Most of the 375 people in Hyde's company were Perpetual Emigrating Fund emigrants. Because of Indian troubles, Church officials instructed the party not to go beyond Salt Creek until Warren S. Snow's company caught up with them; then the two companies were to travel together. On August 30 they reached Fort Kearny, where their numbers were bolstered with others for added protection. The army reserved grazing rights at Fort Kearny, and companies weren't permitted to camp within a mile of the fort. Beyond the fort the train passed abandoned ranches and way stations and sometimes met travelers fleeing eastward. Rumors about Indians made them edgy. At one time, 500 Indians were rumored to be within a mile of the company, but no one reported actually seeing them. Although small groups of Indians did visit the train, they seemed contented with the few gifts doled out by some of the travelers. Traveling on the south side of the South Platte River, they reached Julesburg on September 12. At this place they sent a telegraph to Salt Lake reporting that many of the cattle in Hyde's and Snow's companies had a hoof ailment and requesting that 50 fresh yoke of oxen be sent to help. Within days fresh oxen and teamsters were assembled in the valley and sent east to assist them.

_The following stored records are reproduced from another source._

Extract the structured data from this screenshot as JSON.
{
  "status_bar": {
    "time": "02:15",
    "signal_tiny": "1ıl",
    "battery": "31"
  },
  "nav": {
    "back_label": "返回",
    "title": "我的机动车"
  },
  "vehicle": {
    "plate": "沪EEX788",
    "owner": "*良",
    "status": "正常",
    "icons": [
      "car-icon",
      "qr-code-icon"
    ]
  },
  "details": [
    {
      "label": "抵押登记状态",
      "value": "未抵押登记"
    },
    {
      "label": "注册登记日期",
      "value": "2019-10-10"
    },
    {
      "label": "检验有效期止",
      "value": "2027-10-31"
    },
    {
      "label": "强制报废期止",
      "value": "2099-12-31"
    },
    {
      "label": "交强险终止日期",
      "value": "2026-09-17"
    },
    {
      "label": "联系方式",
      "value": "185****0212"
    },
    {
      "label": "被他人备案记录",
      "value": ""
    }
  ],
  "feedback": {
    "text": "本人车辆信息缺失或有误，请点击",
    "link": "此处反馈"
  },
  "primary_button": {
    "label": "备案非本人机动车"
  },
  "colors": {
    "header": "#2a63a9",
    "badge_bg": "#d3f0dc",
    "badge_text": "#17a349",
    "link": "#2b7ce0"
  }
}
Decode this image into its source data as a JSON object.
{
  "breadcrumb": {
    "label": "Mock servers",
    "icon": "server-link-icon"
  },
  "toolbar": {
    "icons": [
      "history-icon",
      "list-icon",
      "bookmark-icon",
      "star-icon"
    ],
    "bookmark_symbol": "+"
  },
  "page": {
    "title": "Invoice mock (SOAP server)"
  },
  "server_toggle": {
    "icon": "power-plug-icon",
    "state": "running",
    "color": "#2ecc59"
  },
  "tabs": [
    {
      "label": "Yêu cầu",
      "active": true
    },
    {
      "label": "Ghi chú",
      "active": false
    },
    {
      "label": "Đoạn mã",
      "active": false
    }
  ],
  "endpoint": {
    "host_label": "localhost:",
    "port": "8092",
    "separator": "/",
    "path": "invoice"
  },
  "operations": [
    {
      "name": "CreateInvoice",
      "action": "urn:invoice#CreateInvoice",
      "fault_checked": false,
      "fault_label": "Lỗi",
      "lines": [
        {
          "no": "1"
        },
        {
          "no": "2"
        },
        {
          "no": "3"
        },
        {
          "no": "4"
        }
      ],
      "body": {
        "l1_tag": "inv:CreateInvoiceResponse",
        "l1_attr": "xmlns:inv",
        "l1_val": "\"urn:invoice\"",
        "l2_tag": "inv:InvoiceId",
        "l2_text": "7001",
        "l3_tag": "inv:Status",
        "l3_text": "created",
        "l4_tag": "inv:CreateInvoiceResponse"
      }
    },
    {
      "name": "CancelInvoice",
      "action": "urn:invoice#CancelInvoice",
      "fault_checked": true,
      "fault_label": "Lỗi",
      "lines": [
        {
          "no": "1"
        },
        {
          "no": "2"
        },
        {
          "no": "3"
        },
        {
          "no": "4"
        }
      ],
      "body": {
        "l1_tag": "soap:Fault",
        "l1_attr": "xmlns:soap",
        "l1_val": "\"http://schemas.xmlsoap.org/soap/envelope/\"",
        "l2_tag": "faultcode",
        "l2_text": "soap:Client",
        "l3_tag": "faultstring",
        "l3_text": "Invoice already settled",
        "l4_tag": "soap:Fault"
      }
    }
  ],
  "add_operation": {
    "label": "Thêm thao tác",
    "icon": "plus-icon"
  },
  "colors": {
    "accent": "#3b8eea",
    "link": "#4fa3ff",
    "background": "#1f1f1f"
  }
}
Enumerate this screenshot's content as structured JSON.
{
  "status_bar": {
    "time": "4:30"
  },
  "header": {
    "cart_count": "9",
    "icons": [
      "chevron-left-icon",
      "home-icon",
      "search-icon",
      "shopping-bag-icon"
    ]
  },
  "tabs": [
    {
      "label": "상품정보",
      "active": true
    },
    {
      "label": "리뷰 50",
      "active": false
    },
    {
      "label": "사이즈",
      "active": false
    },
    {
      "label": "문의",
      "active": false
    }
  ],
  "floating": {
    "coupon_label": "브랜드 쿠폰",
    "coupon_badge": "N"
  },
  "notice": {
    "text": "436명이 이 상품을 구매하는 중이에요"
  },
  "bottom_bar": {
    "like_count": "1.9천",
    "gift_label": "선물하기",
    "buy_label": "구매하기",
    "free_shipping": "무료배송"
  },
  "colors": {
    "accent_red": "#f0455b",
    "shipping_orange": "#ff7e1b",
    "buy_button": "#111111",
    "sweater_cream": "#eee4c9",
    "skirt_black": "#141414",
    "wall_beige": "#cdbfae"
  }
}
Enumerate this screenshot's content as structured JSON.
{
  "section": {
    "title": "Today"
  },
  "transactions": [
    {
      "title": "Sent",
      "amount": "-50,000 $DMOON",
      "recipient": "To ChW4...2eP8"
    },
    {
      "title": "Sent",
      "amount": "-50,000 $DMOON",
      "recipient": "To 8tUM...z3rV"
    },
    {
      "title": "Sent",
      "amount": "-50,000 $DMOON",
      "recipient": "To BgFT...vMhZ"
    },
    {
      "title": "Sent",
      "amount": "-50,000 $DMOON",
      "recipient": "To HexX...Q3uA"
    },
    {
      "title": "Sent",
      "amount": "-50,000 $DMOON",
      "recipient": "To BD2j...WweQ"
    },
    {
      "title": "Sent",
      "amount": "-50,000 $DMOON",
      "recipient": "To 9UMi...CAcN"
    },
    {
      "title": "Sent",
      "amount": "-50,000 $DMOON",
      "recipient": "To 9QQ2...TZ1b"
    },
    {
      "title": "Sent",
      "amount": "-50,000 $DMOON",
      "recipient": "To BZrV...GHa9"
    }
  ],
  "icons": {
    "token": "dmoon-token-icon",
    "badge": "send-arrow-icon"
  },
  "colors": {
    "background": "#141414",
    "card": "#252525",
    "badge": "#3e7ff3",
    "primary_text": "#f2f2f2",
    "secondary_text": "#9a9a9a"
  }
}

Julesburg was the site of a French trading post and strategically positioned at the junction point of the Upper California Crossing on the South Platte. Here they forded the South Platte and followed a new route up Lodgepole Creek. This route took them about 70 miles south of Fort Laramie through the Black Hills (present-day Laramie Mountains). They decided to take this route because feed and water were reported to be more plentiful than on the usual route via Fort Laramie. The new route took them all the way to present-day Laramie, Wyoming. Here they joined with and followed the Overland Stage Road to where it joined with the Oregon Trail near Ham's Fork. Hunters were sent out after game to augment their short rations. The company reached Ham's Fork on October 16 and arrived on a cold day in Salt Lake on October 26. Some members of the company traveled south from Echo Canyon to Heber Valley and others went down Provo Canyon. An estimated 47 people died in this late-arriving company. This was one of the largest death tolls among Mormon wagon companies.